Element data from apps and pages
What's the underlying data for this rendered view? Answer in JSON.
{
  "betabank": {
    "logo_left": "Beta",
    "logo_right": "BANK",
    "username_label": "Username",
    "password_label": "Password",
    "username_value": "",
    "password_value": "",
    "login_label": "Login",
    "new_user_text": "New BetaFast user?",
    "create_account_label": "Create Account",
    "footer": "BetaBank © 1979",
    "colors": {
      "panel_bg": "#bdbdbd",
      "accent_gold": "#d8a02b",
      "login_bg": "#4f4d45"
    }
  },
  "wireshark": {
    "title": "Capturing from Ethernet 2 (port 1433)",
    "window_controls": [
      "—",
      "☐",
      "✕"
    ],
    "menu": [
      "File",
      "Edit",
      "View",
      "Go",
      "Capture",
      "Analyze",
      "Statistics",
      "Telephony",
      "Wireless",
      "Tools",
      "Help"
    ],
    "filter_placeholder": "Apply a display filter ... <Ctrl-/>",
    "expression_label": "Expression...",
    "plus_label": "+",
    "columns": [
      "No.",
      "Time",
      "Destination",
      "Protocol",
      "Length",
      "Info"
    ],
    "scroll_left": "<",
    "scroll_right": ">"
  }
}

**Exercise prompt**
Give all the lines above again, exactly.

**Response for this exercise**
What's the underlying data for this rendered view? Answer in JSON.
{
  "betabank": {
    "logo_left": "Beta",
    "logo_right": "BANK",
    "username_label": "Username",
    "password_label": "Password",
    "username_value": "",
    "password_value": "",
    "login_label": "Login",
    "new_user_text": "New BetaFast user?",
    "create_account_label": "Create Account",
    "footer": "BetaBank © 1979",
    "colors": {
      "panel_bg": "#bdbdbd",
      "accent_gold": "#d8a02b",
      "login_bg": "#4f4d45"
    }
  },
  "wireshark": {
    "title": "Capturing from Ethernet 2 (port 1433)",
    "window_controls": [
      "—",
      "☐",
      "✕"
    ],
    "menu": [
      "File",
      "Edit",
      "View",
      "Go",
      "Capture",
      "Analyze",
      "Statistics",
      "Telephony",
      "Wireless",
      "Tools",
      "Help"
    ],
    "filter_placeholder": "Apply a display filter ... <Ctrl-/>",
    "expression_label": "Expression...",
    "plus_label": "+",
    "columns": [
      "No.",
      "Time",
      "Destination",
      "Protocol",
      "Length",
      "Info"
    ],
    "scroll_left": "<",
    "scroll_right": ">"
  }
}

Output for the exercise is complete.